Registration

The conference is free and open to the public, but seating is limited. Registration will open in January 2016. For more information, check out the conference website!

Questions

Please contact Holly Fernandez Lynch, Executive Director, Petrie-Flom Center: hlynch@law.harvard.edu, 617-384-5475.

SY Tan on Medical Futility (video)

Prof S.Y. Tan (St. Francis International Center for Healthcare Ethics) gave a lecture on medical futility at KTPH in Singapore.  This is a pretty basic and accessible overview of the issues.  



Gramp - Just before [EOL in Art 114]


Tuesday, September 1, 2015

New Amended Texas Advance Directives Act Starts Today

The dispute resolution provisions in the 1999 Texas Advance Directives Act have not been amended since 2003.  But the 2015 amendment (H.B. 3074) take effect today.  

TADA now exempts clinically assisted nutrition and hydration from the scope of life-sustaining treatment subject to Tex. Health & Safety Code 166.046.

Texas Gov. Greg Abbott signed more than 1,200 bills into law this session

Read more here: http://www.star-telegram.com/news/state/texas/article32752407.html#storylink=cpy

Eighth Annual Pediatric Bioethics Conference (Nov. 6, 2015)

I am delighted to be a part of the Eighth Annual Pediatric Bioethics Conference.


Gramp - 1954 vs 1974 [EOL in Art 113]

This is from the back cover of Dan and Mark Jury's 1976 book Gramp.


Monday, August 31, 2015

Kevorkian "Fever" [EOL in Art 112]


Revisiting CPR Survival Rates Depicted on Popular TV Shows

Jaclyn Portanova and colleagues at the USC Davis School of Gerontology have just published  "It Isn’t Like This on TV: Revisiting CPR Survival Rates Depicted on Popular TV Shows" in Resuscitation.  Compared to Diem & Lantos' similar 1996 study, accuracy rates of television CPR depictions appear to not be improving. 

The authors found that Grey's Anatomy and House portrayed CPR as more effective than actual rates. Overall, the shows portrayed an immediate survival rate nearly twice that of actual survival rates. Inaccurate TV portrayal of CPR survival rates may misinform viewers and influence care decisions made during serious illness and at end of life.
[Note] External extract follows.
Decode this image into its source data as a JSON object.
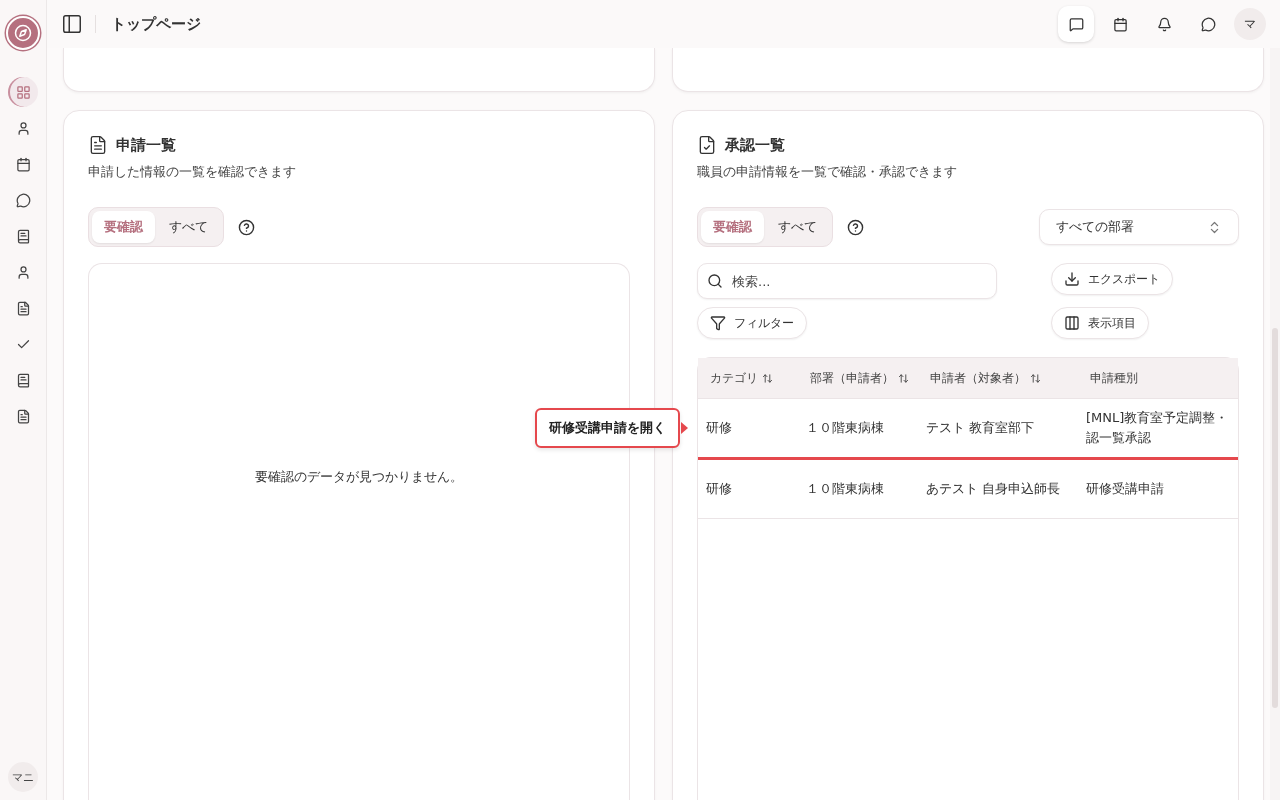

"Public perceptions of cardiopulmonary resuscitation (CPR) can be influenced by the media. Nearly two decades ago, a study found that the rates of survival following CPR were far higher in popular TV shows than actual rates."


"In recent years, major strides toward enhanced education and communication around life sustaining interventions have been made. This study aimed to reassess the accuracy of CPR portrayed by popular medical TV shows."


"Three trained research assistants independently coded two leading medical dramas airing between 2010 and 2011, Grey's Anatomy and House. CPR was depicted 46 times in the 91 episodes, with a survival rate of 69.6%. Among those immediately surviving following CPR, the majority (71.9%) survived to hospital discharge and 15.6% died before discharge. Advance directive discussions only occurred for two patients, and preferences regarding code status (8.7%), intubation (6.5%) and feeding (4.3%) rarely occurred."


Here is one nice counterexample: